Source data
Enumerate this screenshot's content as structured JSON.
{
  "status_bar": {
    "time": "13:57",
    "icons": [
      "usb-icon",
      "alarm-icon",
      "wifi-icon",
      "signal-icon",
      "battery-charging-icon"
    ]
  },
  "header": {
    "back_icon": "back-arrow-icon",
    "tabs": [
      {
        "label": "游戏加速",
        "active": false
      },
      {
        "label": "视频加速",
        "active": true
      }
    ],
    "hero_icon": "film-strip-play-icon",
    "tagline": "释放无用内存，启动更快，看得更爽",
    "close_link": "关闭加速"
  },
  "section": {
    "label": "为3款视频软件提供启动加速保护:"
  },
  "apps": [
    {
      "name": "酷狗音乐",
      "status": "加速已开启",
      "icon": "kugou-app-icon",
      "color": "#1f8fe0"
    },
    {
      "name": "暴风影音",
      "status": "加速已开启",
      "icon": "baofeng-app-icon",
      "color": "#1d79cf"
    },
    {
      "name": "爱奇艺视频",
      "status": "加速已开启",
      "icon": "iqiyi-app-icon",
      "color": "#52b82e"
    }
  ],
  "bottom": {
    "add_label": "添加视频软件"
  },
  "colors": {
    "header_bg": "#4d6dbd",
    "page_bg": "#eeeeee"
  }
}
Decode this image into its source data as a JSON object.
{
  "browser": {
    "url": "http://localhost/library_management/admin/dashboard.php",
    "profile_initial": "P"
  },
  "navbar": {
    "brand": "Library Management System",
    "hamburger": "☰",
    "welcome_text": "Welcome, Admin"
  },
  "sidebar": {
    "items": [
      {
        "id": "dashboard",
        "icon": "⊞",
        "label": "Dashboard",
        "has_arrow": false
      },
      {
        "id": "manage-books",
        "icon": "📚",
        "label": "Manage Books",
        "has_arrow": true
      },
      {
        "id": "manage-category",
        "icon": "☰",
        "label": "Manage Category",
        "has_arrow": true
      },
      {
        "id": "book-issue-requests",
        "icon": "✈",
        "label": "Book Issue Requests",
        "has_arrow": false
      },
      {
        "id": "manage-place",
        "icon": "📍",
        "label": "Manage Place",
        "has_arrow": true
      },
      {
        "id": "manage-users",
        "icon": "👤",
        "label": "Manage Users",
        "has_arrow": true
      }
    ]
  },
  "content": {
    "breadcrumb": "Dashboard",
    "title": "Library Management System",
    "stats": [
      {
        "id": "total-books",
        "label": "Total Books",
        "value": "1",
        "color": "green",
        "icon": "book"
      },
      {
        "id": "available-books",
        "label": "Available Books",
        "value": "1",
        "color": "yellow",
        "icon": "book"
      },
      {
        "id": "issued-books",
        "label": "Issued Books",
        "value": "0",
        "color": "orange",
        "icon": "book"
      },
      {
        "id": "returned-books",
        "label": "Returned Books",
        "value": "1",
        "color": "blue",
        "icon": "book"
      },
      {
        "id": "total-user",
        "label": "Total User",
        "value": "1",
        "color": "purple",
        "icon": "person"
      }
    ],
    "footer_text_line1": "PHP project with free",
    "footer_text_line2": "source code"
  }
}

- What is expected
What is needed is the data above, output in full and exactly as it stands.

- Response area
Enumerate this screenshot's content as structured JSON.
{
  "status_bar": {
    "time": "13:57",
    "icons": [
      "usb-icon",
      "alarm-icon",
      "wifi-icon",
      "signal-icon",
      "battery-charging-icon"
    ]
  },
  "header": {
    "back_icon": "back-arrow-icon",
    "tabs": [
      {
        "label": "游戏加速",
        "active": false
      },
      {
        "label": "视频加速",
        "active": true
      }
    ],
    "hero_icon": "film-strip-play-icon",
    "tagline": "释放无用内存，启动更快，看得更爽",
    "close_link": "关闭加速"
  },
  "section": {
    "label": "为3款视频软件提供启动加速保护:"
  },
  "apps": [
    {
      "name": "酷狗音乐",
      "status": "加速已开启",
      "icon": "kugou-app-icon",
      "color": "#1f8fe0"
    },
    {
      "name": "暴风影音",
      "status": "加速已开启",
      "icon": "baofeng-app-icon",
      "color": "#1d79cf"
    },
    {
      "name": "爱奇艺视频",
      "status": "加速已开启",
      "icon": "iqiyi-app-icon",
      "color": "#52b82e"
    }
  ],
  "bottom": {
    "add_label": "添加视频软件"
  },
  "colors": {
    "header_bg": "#4d6dbd",
    "page_bg": "#eeeeee"
  }
}
Decode this image into its source data as a JSON object.
{
  "browser": {
    "url": "http://localhost/library_management/admin/dashboard.php",
    "profile_initial": "P"
  },
  "navbar": {
    "brand": "Library Management System",
    "hamburger": "☰",
    "welcome_text": "Welcome, Admin"
  },
  "sidebar": {
    "items": [
      {
        "id": "dashboard",
        "icon": "⊞",
        "label": "Dashboard",
        "has_arrow": false
      },
      {
        "id": "manage-books",
        "icon": "📚",
        "label": "Manage Books",
        "has_arrow": true
      },
      {
        "id": "manage-category",
        "icon": "☰",
        "label": "Manage Category",
        "has_arrow": true
      },
      {
        "id": "book-issue-requests",
        "icon": "✈",
        "label": "Book Issue Requests",
        "has_arrow": false
      },
      {
        "id": "manage-place",
        "icon": "📍",
        "label": "Manage Place",
        "has_arrow": true
      },
      {
        "id": "manage-users",
        "icon": "👤",
        "label": "Manage Users",
        "has_arrow": true
      }
    ]
  },
  "content": {
    "breadcrumb": "Dashboard",
    "title": "Library Management System",
    "stats": [
      {
        "id": "total-books",
        "label": "Total Books",
        "value": "1",
        "color": "green",
        "icon": "book"
      },
      {
        "id": "available-books",
        "label": "Available Books",
        "value": "1",
        "color": "yellow",
        "icon": "book"
      },
      {
        "id": "issued-books",
        "label": "Issued Books",
        "value": "0",
        "color": "orange",
        "icon": "book"
      },
      {
        "id": "returned-books",
        "label": "Returned Books",
        "value": "1",
        "color": "blue",
        "icon": "book"
      },
      {
        "id": "total-user",
        "label": "Total User",
        "value": "1",
        "color": "purple",
        "icon": "person"
      }
    ],
    "footer_text_line1": "PHP project with free",
    "footer_text_line2": "source code"
  }
}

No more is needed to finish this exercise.